Toronto – May 21, 2020 – While Canada is still in the grips of the COVID-19 pandemic, our efforts in physical distancing and other measures have helped slow the spread of the coronavirus, to the point where governments are now looking at slowly reopening parts of the economy. But as we look further into the future of what Canada may look like post-pandemic, we must be wary of those who will once again be calling for austerity.
Corporate elites have remained fairly quiet in the face of government moves to help people weather the crisis with major public spending on programs like the Canada Emergency Response Benefit (CERB). These programs have garnered the support of most Canadians, and thanks to the work of the labour movement and the New Democratic Party (NDP), the federal Liberals have been pushed to do even more for those in greatest need of support.

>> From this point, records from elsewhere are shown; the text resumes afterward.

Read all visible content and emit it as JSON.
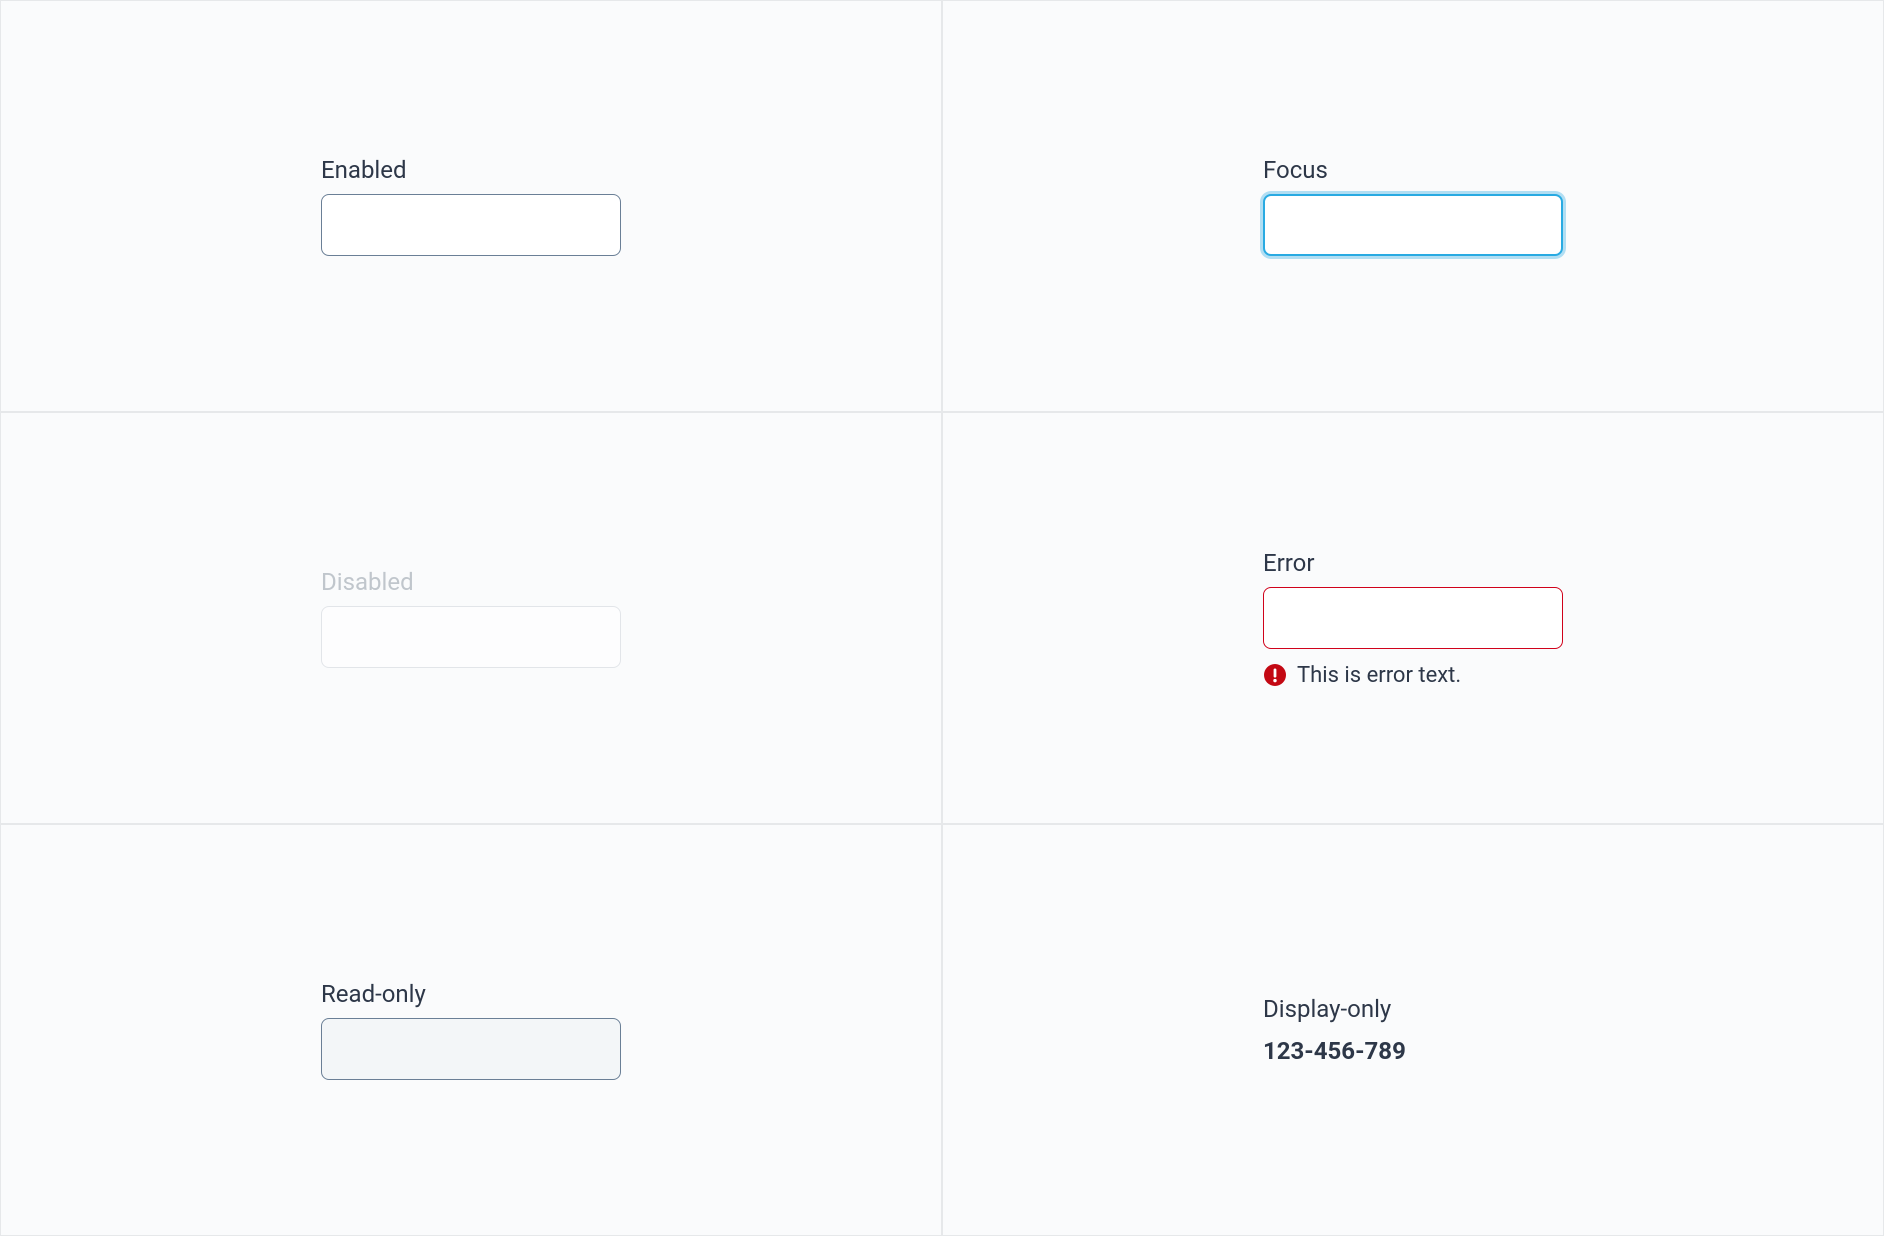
{
  "states": {
    "enabled": {
      "label": "Enabled",
      "value": ""
    },
    "focus": {
      "label": "Focus",
      "value": ""
    },
    "disabled": {
      "label": "Disabled",
      "value": ""
    },
    "error": {
      "label": "Error",
      "value": "",
      "message": "This is error text."
    },
    "readonly": {
      "label": "Read-only",
      "value": ""
    },
    "display": {
      "label": "Display-only",
      "value": "123-456-789"
    }
  },
  "colors": {
    "panel_bg": "#fafbfc",
    "panel_border": "#e6e8ea",
    "text": "#2d3748",
    "disabled_text": "#c0c6cc",
    "input_border": "#6a7f96",
    "focus_border": "#29aae2",
    "error_border": "#d0021b",
    "error_icon": "#c30813"
  }
}
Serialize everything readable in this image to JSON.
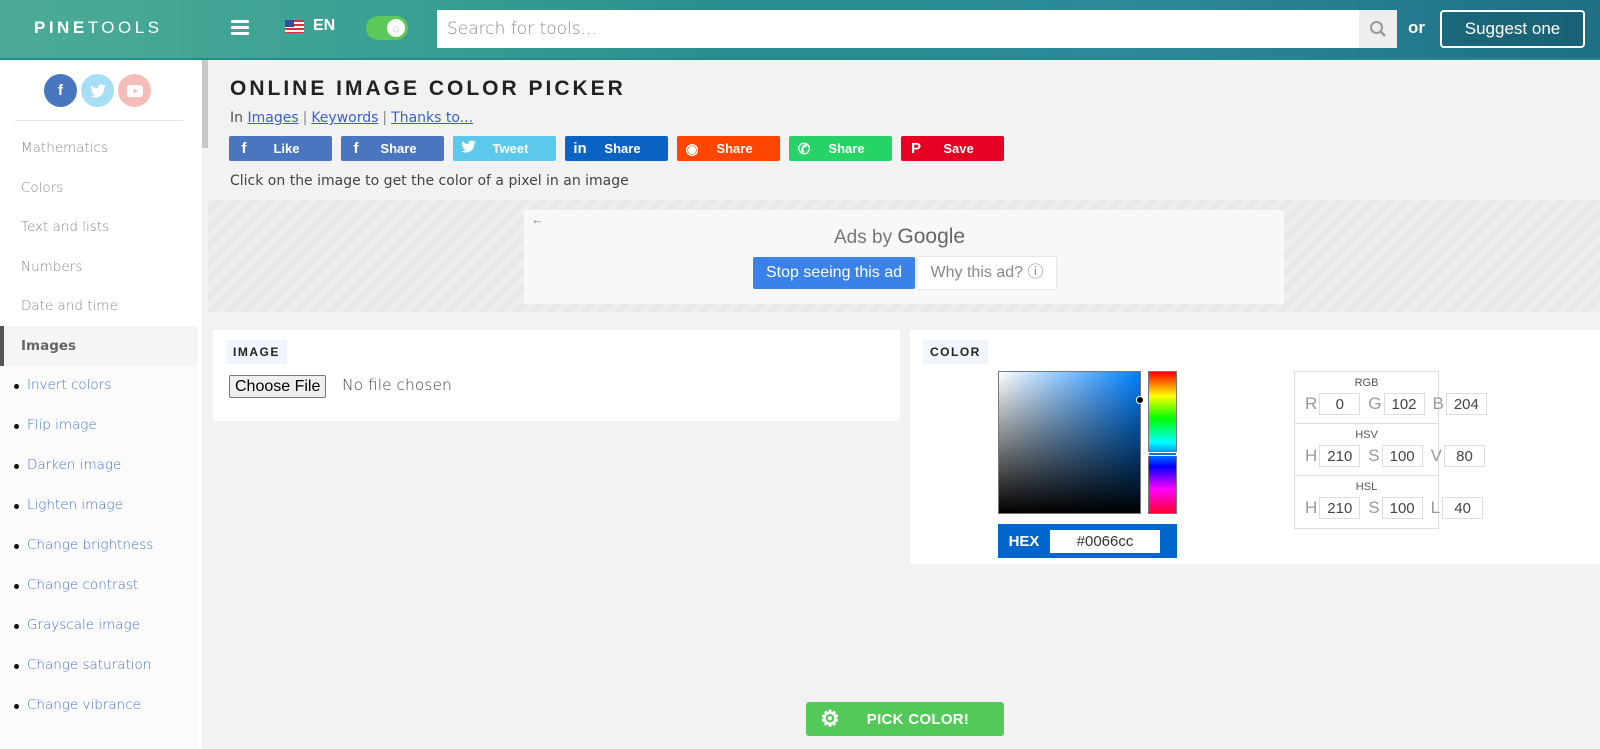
{
  "header": {
    "logo_bold": "PINE",
    "logo_light": "TOOLS",
    "language": "EN",
    "search_placeholder": "Search for tools...",
    "or_text": "or",
    "suggest_label": "Suggest one"
  },
  "sidebar": {
    "social": [
      {
        "name": "facebook",
        "glyph": "f",
        "color": "#4a76c0"
      },
      {
        "name": "twitter",
        "glyph": "t",
        "color": "#a6def5"
      },
      {
        "name": "youtube",
        "glyph": "▶",
        "color": "#f5bdb8"
      }
    ],
    "categories": [
      {
        "label": "Mathematics",
        "active": false
      },
      {
        "label": "Colors",
        "active": false
      },
      {
        "label": "Text and lists",
        "active": false
      },
      {
        "label": "Numbers",
        "active": false
      },
      {
        "label": "Date and time",
        "active": false
      },
      {
        "label": "Images",
        "active": true
      }
    ],
    "image_tools": [
      "Invert colors",
      "Flip image",
      "Darken image",
      "Lighten image",
      "Change brightness",
      "Change contrast",
      "Grayscale image",
      "Change saturation",
      "Change vibrance"
    ]
  },
  "main": {
    "title": "ONLINE IMAGE COLOR PICKER",
    "breadcrumb_prefix": "In",
    "breadcrumb_links": [
      "Images",
      "Keywords",
      "Thanks to..."
    ],
    "share_buttons": [
      {
        "network": "facebook",
        "icon": "f",
        "label": "Like",
        "color": "#4a76c0"
      },
      {
        "network": "facebook",
        "icon": "f",
        "label": "Share",
        "color": "#4a76c0"
      },
      {
        "network": "twitter",
        "icon": "🐦",
        "label": "Tweet",
        "color": "#5bc8ec"
      },
      {
        "network": "linkedin",
        "icon": "in",
        "label": "Share",
        "color": "#0a62c2"
      },
      {
        "network": "reddit",
        "icon": "◉",
        "label": "Share",
        "color": "#ff4500"
      },
      {
        "network": "whatsapp",
        "icon": "✆",
        "label": "Share",
        "color": "#25d366"
      },
      {
        "network": "pinterest",
        "icon": "P",
        "label": "Save",
        "color": "#e60023"
      }
    ],
    "description": "Click on the image to get the color of a pixel in an image"
  },
  "ad": {
    "back_icon": "←",
    "ads_by": "Ads by",
    "brand": "Google",
    "stop_label": "Stop seeing this ad",
    "why_label": "Why this ad? ⓘ"
  },
  "image_panel": {
    "label": "IMAGE",
    "choose_file_label": "Choose File",
    "file_status": "No file chosen"
  },
  "color_panel": {
    "label": "COLOR",
    "hex_label": "HEX",
    "hex_value": "#0066cc",
    "rgb": {
      "title": "RGB",
      "r": "0",
      "g": "102",
      "b": "204"
    },
    "hsv": {
      "title": "HSV",
      "h": "210",
      "s": "100",
      "v": "80"
    },
    "hsl": {
      "title": "HSL",
      "h": "210",
      "s": "100",
      "l": "40"
    },
    "hue_degrees": 210,
    "saturation_pct": 100,
    "value_pct": 80
  },
  "pick_button": {
    "label": "PICK COLOR!"
  }
}
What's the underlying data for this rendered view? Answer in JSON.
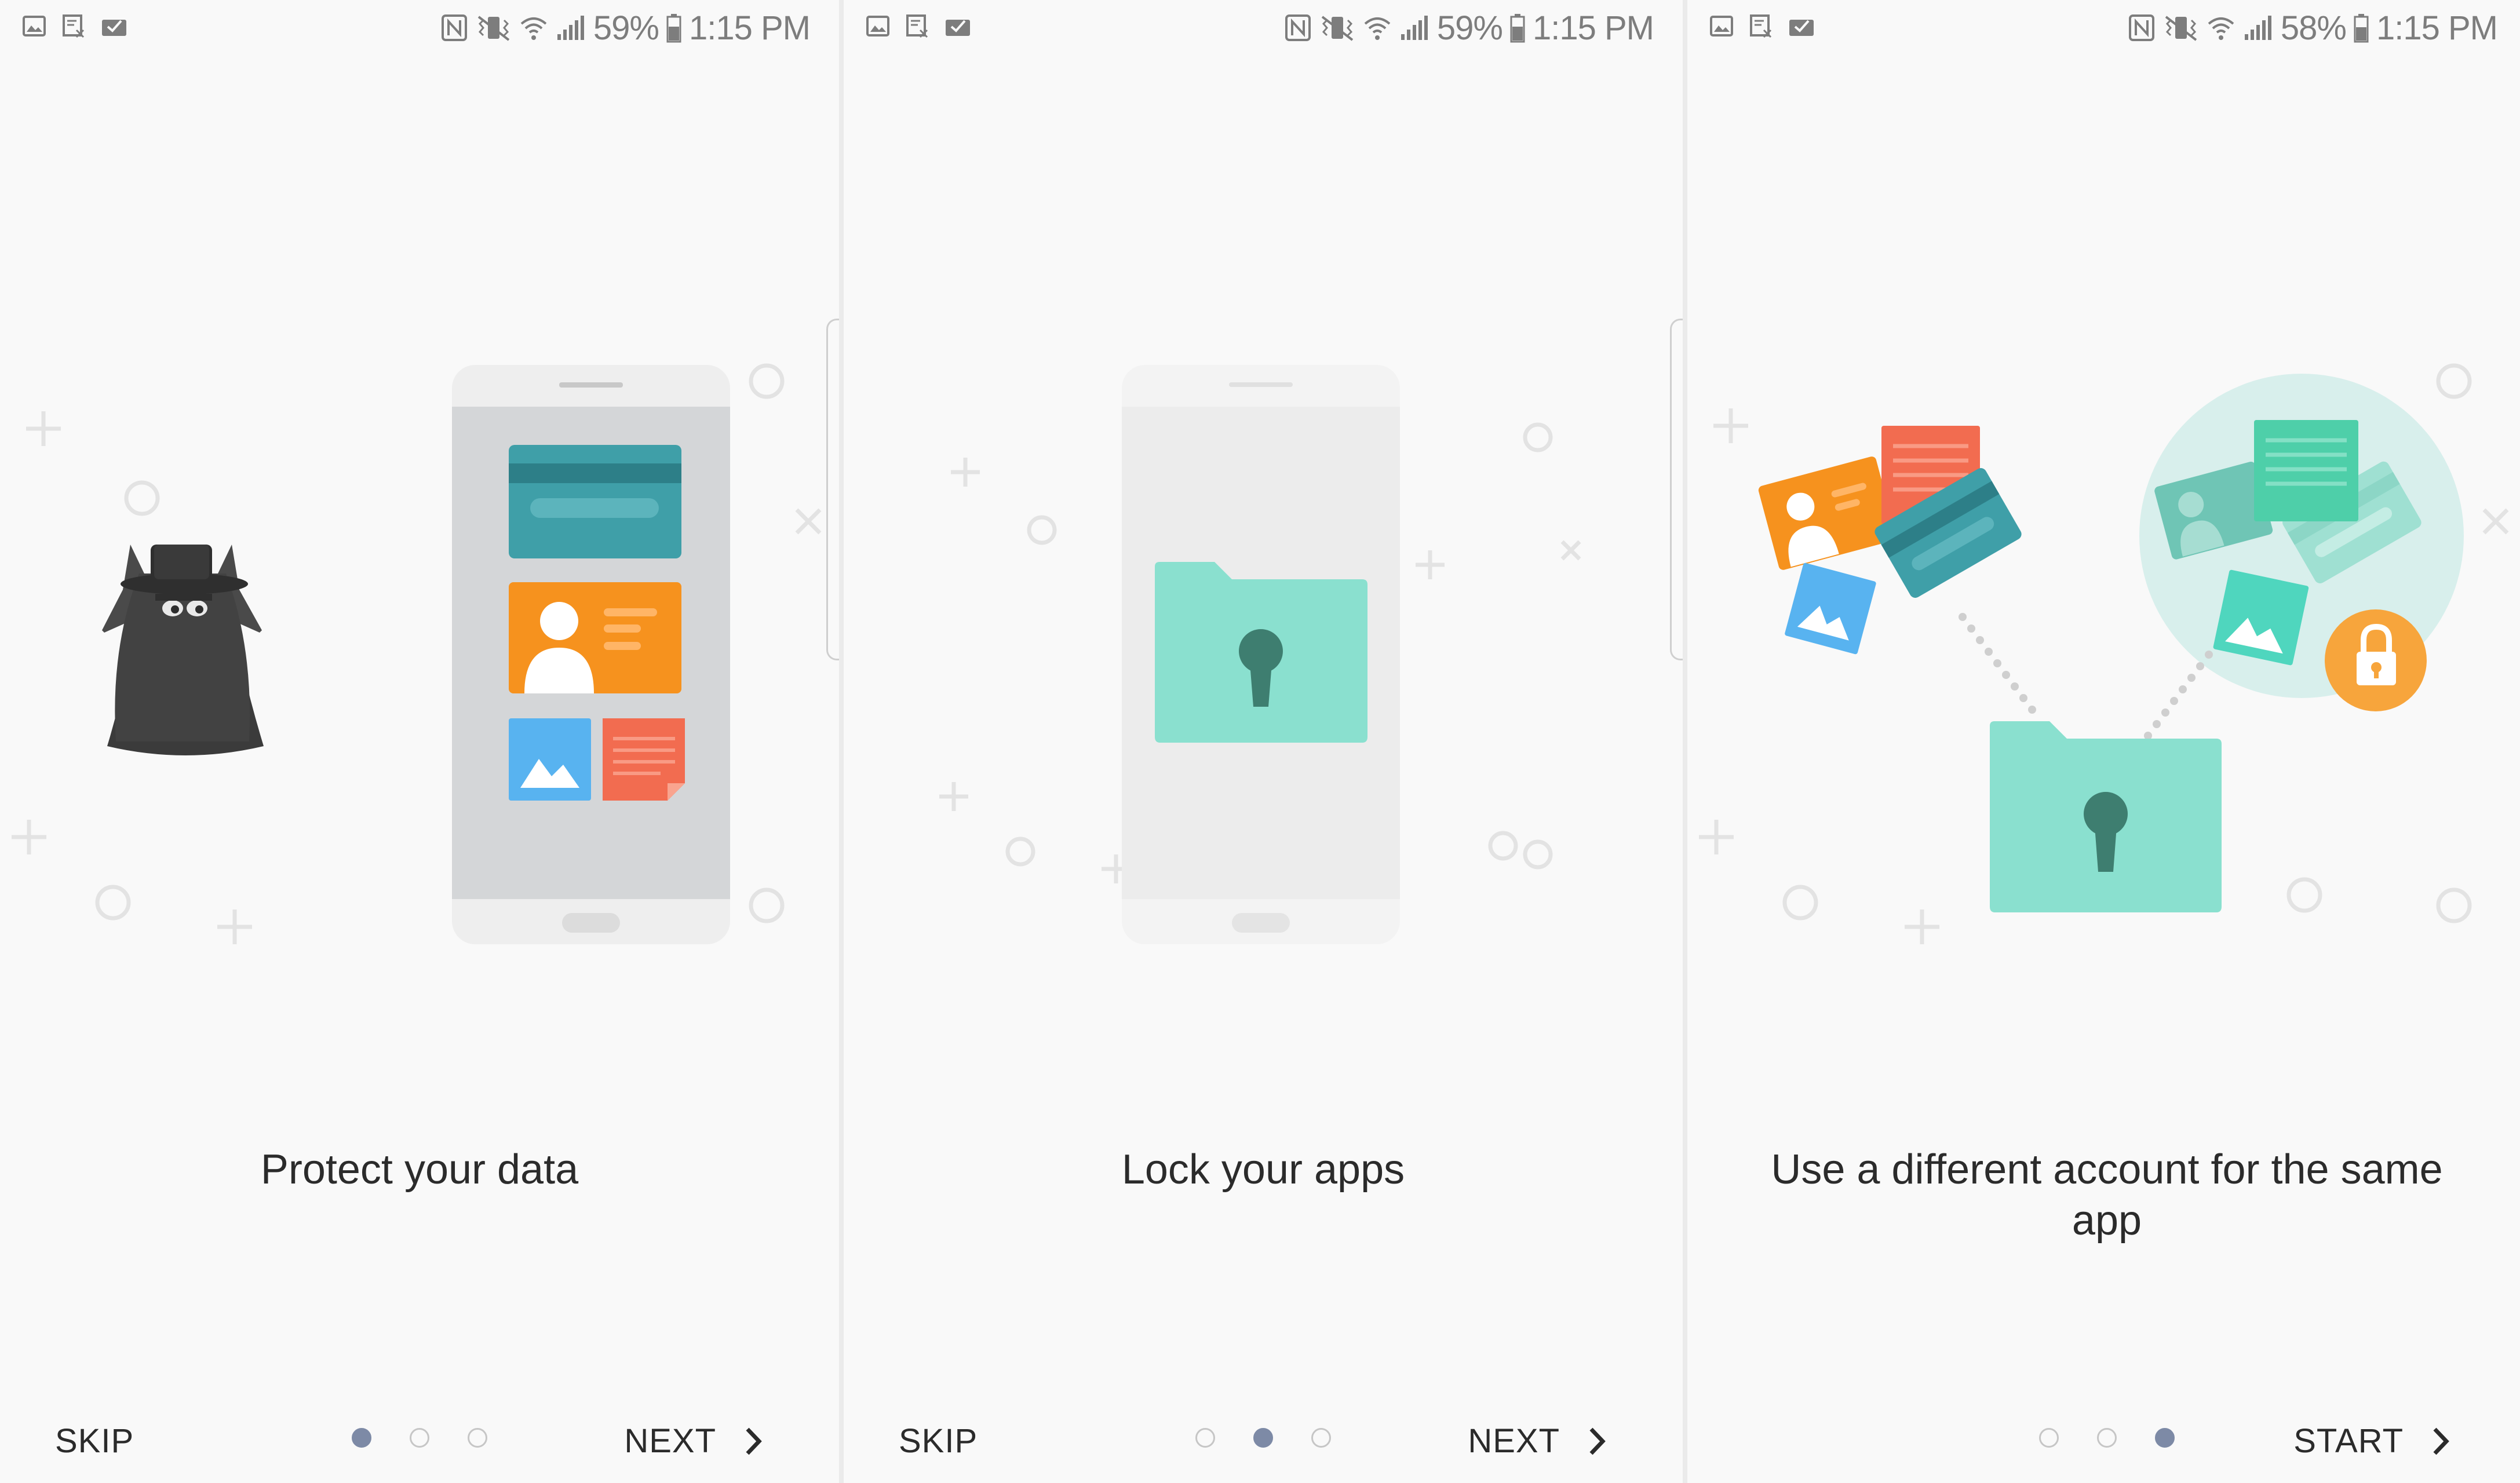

COVID-19 has revealed some ugly truths to Canadians. Decades of austerity, tax cuts for corporations and the wealthy, privatization, and cuts to health care and education left the country struggling to respond to the pandemic, while also exposing the fact that too many workers are just a few dollars away from economic hardship.
Recent polling shows a clear majority of Canadians agree that COVID-19 has exposed how poorly workers and the elderly have been treated, as well as the social inequality that has been created by the austerity agenda. The same polling also shows that almost three-quarters of Canadians now expect a broad transformation of society, with a majority expecting to see major social reforms prioritizing health and wellbeing. One positive aspect of the pandemic is a renewed recognition of the role that government can play in creating a more just society.
But let us not be fooled into complacency. We cannot forget that those who peddle the austerity agenda are not about to give up without a fight to protect the interests of the rich and powerful.
Provinces with conservative governments have already begun to wield the austerity axe. In Alberta, the government laid off over 20,000 education workers and it is still moving ahead with its budgeted agenda of cuts to health care and other public services. In Manitoba, the government is pondering some of the largest cuts to the public sector in decades.
The voices of austerity are beginning to raise their ugly heads with their same old mantra of “we can’t afford it.” Jack Mintz, the go-to economist of the right, has recently written that public sector workers are too secure, and with heavy job losses in the private sector, there must be corresponding losses and rollbacks in the public sector. Another conservative economist, Phill Cross of the Fraser Institute, claims that we will need to cut public sector wages by 20 percent coming out of the pandemic.
Former Conservative Prime Minister Stephen Harper, meanwhile, recently wrote in the Wall Street Journal that the case for austerity may encounter serious resistance due to COVID-19, and that public leaders must convince people that we can’t afford new social spending.
Mintz, Cross, and Harper have all been appointed to Alberta’s emergency economic panel to help the province recover economically, and it isn’t hard to guess what they will recommend: lower taxes for corporations and the wealthy, more privatization and pay cuts, and the elimination of public sector jobs and regulations – like health and safety standards – that protect working people.
These elites have had their way for decades, and while a small few have become enormously wealthy, more and more Canadians are struggling to survive as income inequality continues to worsen.
Conservatives across the country are now worried that COVID-19 has opened the eyes of many Canadians to the failure of the austerity agenda, and that people might finally start to demand something better.
As we grapple with the fallout of the COVID-19 pandemic, now is not the time for austerity. Now is the time to invest in workers and our public services, to provide safe working conditions, to invest in a new green economy, to ensure that our seniors are properly cared for, and that our health care system can withstand any challenges that may arise. Now is the time to invest in all Canadians, and to say “No!” to those who are peddling more austerity.